Records for processing:
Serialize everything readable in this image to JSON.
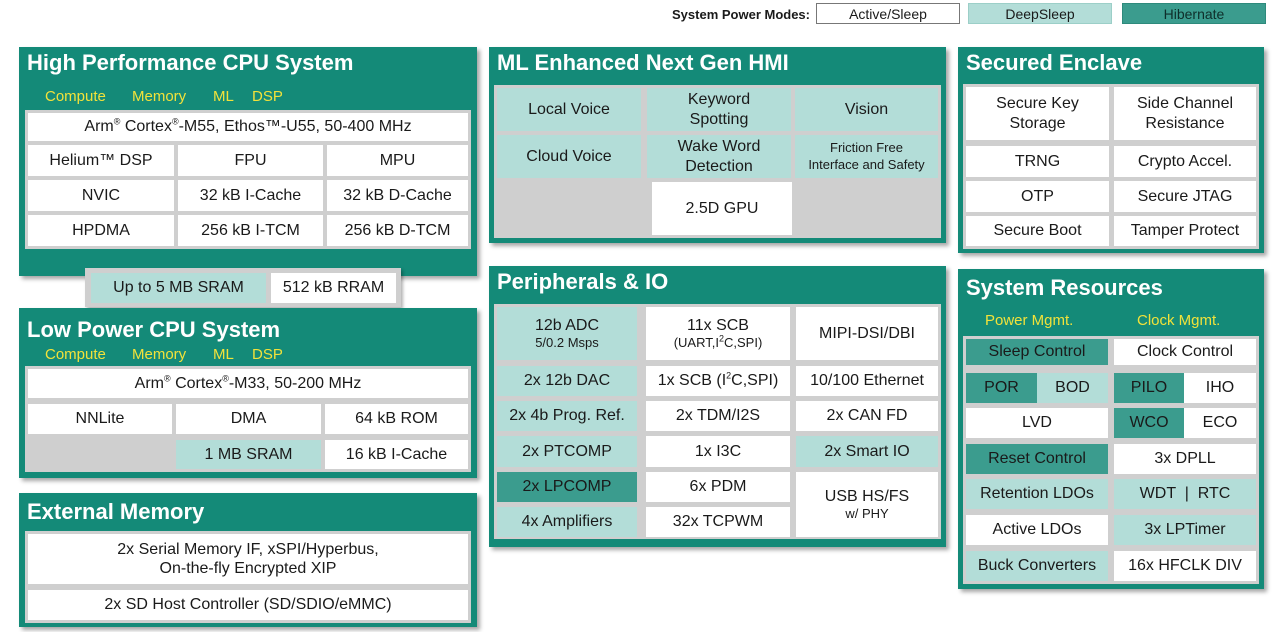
{
  "legend": {
    "label": "System Power Modes:",
    "active": "Active/Sleep",
    "deep": "DeepSleep",
    "hibernate": "Hibernate"
  },
  "colors": {
    "panel": "#148a78",
    "active_sleep": "#ffffff",
    "deep_sleep": "#b3ddd8",
    "hibernate": "#3b9c8e",
    "subtitle": "#f2e23a"
  },
  "hp_cpu": {
    "title": "High Performance CPU System",
    "sub": [
      "Compute",
      "Memory",
      "ML",
      "DSP"
    ],
    "core": {
      "pre": "Arm",
      "sup": "®",
      "post": " Cortex",
      "sup2": "®",
      "post2": "-M55, Ethos™-U55, 50-400 MHz"
    },
    "cells": [
      "Helium™ DSP",
      "FPU",
      "MPU",
      "NVIC",
      "32 kB I-Cache",
      "32 kB D-Cache",
      "HPDMA",
      "256 kB I-TCM",
      "256 kB D-TCM"
    ]
  },
  "shared_mem": {
    "sram": "Up to 5 MB SRAM",
    "rram": "512 kB RRAM"
  },
  "lp_cpu": {
    "title": "Low Power CPU System",
    "sub": [
      "Compute",
      "Memory",
      "ML",
      "DSP"
    ],
    "core": {
      "pre": "Arm",
      "sup": "®",
      "post": " Cortex",
      "sup2": "®",
      "post2": "-M33, 50-200 MHz"
    },
    "cells": [
      "NNLite",
      "DMA",
      "64 kB ROM",
      "1 MB SRAM",
      "16 kB I-Cache"
    ]
  },
  "ext_mem": {
    "title": "External Memory",
    "line1": "2x Serial Memory IF, xSPI/Hyperbus,",
    "line2": "On-the-fly Encrypted XIP",
    "sd": "2x SD Host Controller (SD/SDIO/eMMC)"
  },
  "hmi": {
    "title": "ML Enhanced Next Gen HMI",
    "local_voice": "Local Voice",
    "kws1": "Keyword",
    "kws2": "Spotting",
    "vision": "Vision",
    "cloud_voice": "Cloud Voice",
    "wwd1": "Wake Word",
    "wwd2": "Detection",
    "ff1": "Friction Free",
    "ff2": "Interface and Safety",
    "gpu": "2.5D GPU"
  },
  "periph": {
    "title": "Peripherals & IO",
    "adc1": "12b ADC",
    "adc2": "5/0.2 Msps",
    "scb1": "11x SCB",
    "scb2": {
      "pre": "(UART,I",
      "sup": "2",
      "post": "C,SPI)"
    },
    "mipi": "MIPI-DSI/DBI",
    "dac": "2x 12b DAC",
    "scb1x": {
      "pre": "1x SCB (I",
      "sup": "2",
      "post": "C,SPI)"
    },
    "eth": "10/100 Ethernet",
    "ref": "2x 4b Prog. Ref.",
    "tdm": "2x TDM/I2S",
    "can": "2x CAN FD",
    "ptcomp": "2x PTCOMP",
    "i3c": "1x I3C",
    "smartio": "2x Smart IO",
    "lpcomp": "2x LPCOMP",
    "pdm": "6x PDM",
    "usb1": "USB HS/FS",
    "usb2": "w/ PHY",
    "amp": "4x Amplifiers",
    "tcpwm": "32x TCPWM"
  },
  "secure": {
    "title": "Secured Enclave",
    "key1": "Secure Key",
    "key2": "Storage",
    "sc1": "Side Channel",
    "sc2": "Resistance",
    "trng": "TRNG",
    "crypto": "Crypto Accel.",
    "otp": "OTP",
    "jtag": "Secure JTAG",
    "boot": "Secure Boot",
    "tamper": "Tamper Protect"
  },
  "sysres": {
    "title": "System Resources",
    "power": "Power Mgmt.",
    "clock": "Clock Mgmt.",
    "sleep": "Sleep Control",
    "clkctl": "Clock Control",
    "por": "POR",
    "bod": "BOD",
    "pilo": "PILO",
    "iho": "IHO",
    "lvd": "LVD",
    "wco": "WCO",
    "eco": "ECO",
    "reset": "Reset Control",
    "dpll": "3x DPLL",
    "retldo": "Retention LDOs",
    "wdt": "WDT  |  RTC",
    "actldo": "Active LDOs",
    "lptimer": "3x LPTimer",
    "buck": "Buck Converters",
    "hfclk": "16x HFCLK DIV"
  }
}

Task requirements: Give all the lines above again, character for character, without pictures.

Output of the exercise:
Serialize everything readable in this image to JSON.
{
  "legend": {
    "label": "System Power Modes:",
    "active": "Active/Sleep",
    "deep": "DeepSleep",
    "hibernate": "Hibernate"
  },
  "colors": {
    "panel": "#148a78",
    "active_sleep": "#ffffff",
    "deep_sleep": "#b3ddd8",
    "hibernate": "#3b9c8e",
    "subtitle": "#f2e23a"
  },
  "hp_cpu": {
    "title": "High Performance CPU System",
    "sub": [
      "Compute",
      "Memory",
      "ML",
      "DSP"
    ],
    "core": {
      "pre": "Arm",
      "sup": "®",
      "post": " Cortex",
      "sup2": "®",
      "post2": "-M55, Ethos™-U55, 50-400 MHz"
    },
    "cells": [
      "Helium™ DSP",
      "FPU",
      "MPU",
      "NVIC",
      "32 kB I-Cache",
      "32 kB D-Cache",
      "HPDMA",
      "256 kB I-TCM",
      "256 kB D-TCM"
    ]
  },
  "shared_mem": {
    "sram": "Up to 5 MB SRAM",
    "rram": "512 kB RRAM"
  },
  "lp_cpu": {
    "title": "Low Power CPU System",
    "sub": [
      "Compute",
      "Memory",
      "ML",
      "DSP"
    ],
    "core": {
      "pre": "Arm",
      "sup": "®",
      "post": " Cortex",
      "sup2": "®",
      "post2": "-M33, 50-200 MHz"
    },
    "cells": [
      "NNLite",
      "DMA",
      "64 kB ROM",
      "1 MB SRAM",
      "16 kB I-Cache"
    ]
  },
  "ext_mem": {
    "title": "External Memory",
    "line1": "2x Serial Memory IF, xSPI/Hyperbus,",
    "line2": "On-the-fly Encrypted XIP",
    "sd": "2x SD Host Controller (SD/SDIO/eMMC)"
  },
  "hmi": {
    "title": "ML Enhanced Next Gen HMI",
    "local_voice": "Local Voice",
    "kws1": "Keyword",
    "kws2": "Spotting",
    "vision": "Vision",
    "cloud_voice": "Cloud Voice",
    "wwd1": "Wake Word",
    "wwd2": "Detection",
    "ff1": "Friction Free",
    "ff2": "Interface and Safety",
    "gpu": "2.5D GPU"
  },
  "periph": {
    "title": "Peripherals & IO",
    "adc1": "12b ADC",
    "adc2": "5/0.2 Msps",
    "scb1": "11x SCB",
    "scb2": {
      "pre": "(UART,I",
      "sup": "2",
      "post": "C,SPI)"
    },
    "mipi": "MIPI-DSI/DBI",
    "dac": "2x 12b DAC",
    "scb1x": {
      "pre": "1x SCB (I",
      "sup": "2",
      "post": "C,SPI)"
    },
    "eth": "10/100 Ethernet",
    "ref": "2x 4b Prog. Ref.",
    "tdm": "2x TDM/I2S",
    "can": "2x CAN FD",
    "ptcomp": "2x PTCOMP",
    "i3c": "1x I3C",
    "smartio": "2x Smart IO",
    "lpcomp": "2x LPCOMP",
    "pdm": "6x PDM",
    "usb1": "USB HS/FS",
    "usb2": "w/ PHY",
    "amp": "4x Amplifiers",
    "tcpwm": "32x TCPWM"
  },
  "secure": {
    "title": "Secured Enclave",
    "key1": "Secure Key",
    "key2": "Storage",
    "sc1": "Side Channel",
    "sc2": "Resistance",
    "trng": "TRNG",
    "crypto": "Crypto Accel.",
    "otp": "OTP",
    "jtag": "Secure JTAG",
    "boot": "Secure Boot",
    "tamper": "Tamper Protect"
  },
  "sysres": {
    "title": "System Resources",
    "power": "Power Mgmt.",
    "clock": "Clock Mgmt.",
    "sleep": "Sleep Control",
    "clkctl": "Clock Control",
    "por": "POR",
    "bod": "BOD",
    "pilo": "PILO",
    "iho": "IHO",
    "lvd": "LVD",
    "wco": "WCO",
    "eco": "ECO",
    "reset": "Reset Control",
    "dpll": "3x DPLL",
    "retldo": "Retention LDOs",
    "wdt": "WDT  |  RTC",
    "actldo": "Active LDOs",
    "lptimer": "3x LPTimer",
    "buck": "Buck Converters",
    "hfclk": "16x HFCLK DIV"
  }
}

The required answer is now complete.